Finally Mime turned the job over to Siegfried at the latter’s request. It is at this point that the metallurgist tenses up, trembling with excitement, in his box or amphitheater stall, as the case may be. It is the supreme metallurgical moment of all opera.

First of all Siegfried clamps the bits one by one in his bench vise and files them to powder. It takes him two minutes. It is a rush job. He puts the filings in a crucible and melts them up in the furnace. This gives him the opportunity for what is called the first Forging Song, though in fact all he is doing is tugging at the great bellows. By the end of the song the filings are melted, and Siegfried pours them into a mold. They solidify into steel in the austenitic or face-centered cubic condition. Does he allow them to pass quietly into the ferriticcementitic condition as they cool? Not a bit of it. He plunges the ingot into water at the back of the stage, while the orchestra makes a magnificent hissing noise. In this way the steel, being quenched, passes into the martensitic state, with a body-centered cubic lattice strained by interstitial carbon atoms. It is hard but brittle. Siegfried tempers it. He has not taken in the half of what Mime has told him about metallurgical theory, but he does know that tempered martensite is tough.

He now bashes the sword about on the anvil and sings the second forging Song, rightly so named. It is a joyous song, full of Hohos and Haheis, and is in tune with the watching metallurgist’s exhilarated feelings. And at the end of the act he takes up his newly created Not hung and deals a dirty great blow at the anvil. This, having a continuous cementite network, is as brittle as blazes, and falls into two halves at one blow, if the stagehands have done their work properly. It is the triumph of martensile over matter.

Thinking it all over in glorious retrospect, the metallurgist decides that the only doubtful thing about the whole business is the time factor. It took the smith Munifican six years to make the swords Courtain and Sauvagine for Ogier the Dane; and it took Gallas three years to make Charlemagne’s sword Joycuse. Three years per sword seems a fair average. Yet Siegfried does the whole thing in the last fifteen minutes of Act One.

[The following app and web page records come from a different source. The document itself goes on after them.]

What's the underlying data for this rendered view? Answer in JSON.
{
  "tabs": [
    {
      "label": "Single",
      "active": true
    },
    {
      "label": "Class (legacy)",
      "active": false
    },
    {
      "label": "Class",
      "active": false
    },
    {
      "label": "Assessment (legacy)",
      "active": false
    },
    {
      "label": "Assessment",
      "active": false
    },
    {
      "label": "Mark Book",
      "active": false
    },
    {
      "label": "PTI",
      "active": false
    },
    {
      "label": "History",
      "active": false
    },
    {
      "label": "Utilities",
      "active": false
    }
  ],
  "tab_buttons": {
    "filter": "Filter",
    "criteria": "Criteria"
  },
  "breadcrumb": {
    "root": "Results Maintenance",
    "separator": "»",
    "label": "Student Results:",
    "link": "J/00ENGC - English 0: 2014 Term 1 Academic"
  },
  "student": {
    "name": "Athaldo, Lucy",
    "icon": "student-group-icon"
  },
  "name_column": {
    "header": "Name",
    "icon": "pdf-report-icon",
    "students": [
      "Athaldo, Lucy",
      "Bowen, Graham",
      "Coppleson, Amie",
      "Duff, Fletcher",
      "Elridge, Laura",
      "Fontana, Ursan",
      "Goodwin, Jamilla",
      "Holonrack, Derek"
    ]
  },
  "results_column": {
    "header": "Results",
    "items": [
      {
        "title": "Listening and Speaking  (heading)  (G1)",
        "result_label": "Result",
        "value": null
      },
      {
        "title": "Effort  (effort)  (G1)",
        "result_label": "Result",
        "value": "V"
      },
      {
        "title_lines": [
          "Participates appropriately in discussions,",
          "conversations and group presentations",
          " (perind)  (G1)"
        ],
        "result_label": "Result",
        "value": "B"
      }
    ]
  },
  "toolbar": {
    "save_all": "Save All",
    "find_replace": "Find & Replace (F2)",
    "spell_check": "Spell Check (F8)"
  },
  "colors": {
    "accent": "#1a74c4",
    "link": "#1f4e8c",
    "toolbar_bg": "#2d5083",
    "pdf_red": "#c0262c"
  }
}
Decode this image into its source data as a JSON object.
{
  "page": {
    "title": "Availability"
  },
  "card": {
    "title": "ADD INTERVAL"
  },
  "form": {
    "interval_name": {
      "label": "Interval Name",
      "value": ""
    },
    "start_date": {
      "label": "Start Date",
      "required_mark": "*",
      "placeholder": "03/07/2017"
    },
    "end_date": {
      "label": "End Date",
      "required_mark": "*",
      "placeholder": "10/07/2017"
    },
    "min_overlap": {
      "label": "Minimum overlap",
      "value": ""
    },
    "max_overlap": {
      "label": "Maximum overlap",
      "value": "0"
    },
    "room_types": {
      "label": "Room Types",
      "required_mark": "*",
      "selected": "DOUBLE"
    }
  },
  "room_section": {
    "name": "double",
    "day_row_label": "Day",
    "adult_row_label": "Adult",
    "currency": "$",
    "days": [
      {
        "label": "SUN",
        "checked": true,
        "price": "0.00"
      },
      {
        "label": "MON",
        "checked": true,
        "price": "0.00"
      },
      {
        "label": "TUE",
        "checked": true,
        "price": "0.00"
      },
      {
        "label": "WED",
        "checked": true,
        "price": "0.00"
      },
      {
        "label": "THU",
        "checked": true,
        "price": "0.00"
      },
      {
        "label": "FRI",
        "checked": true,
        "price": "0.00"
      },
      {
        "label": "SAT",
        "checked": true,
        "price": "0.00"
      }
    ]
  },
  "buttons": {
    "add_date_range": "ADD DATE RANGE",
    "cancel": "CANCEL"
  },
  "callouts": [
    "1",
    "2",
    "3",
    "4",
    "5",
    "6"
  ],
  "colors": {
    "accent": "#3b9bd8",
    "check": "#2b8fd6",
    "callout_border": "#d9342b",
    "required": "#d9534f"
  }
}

Nevertheless, he does a fair job in the limited time allowed. Before the end of the opera, Nothung, undamaged by its contact with the anvil, has slain Fafner disguised as a dragon, and shattered Wotan’s spear. It has also been used to put an end to Mime, whose conversation at last got too tedious to be borne; which shows that the metallurgical profession has its dangers, like any other.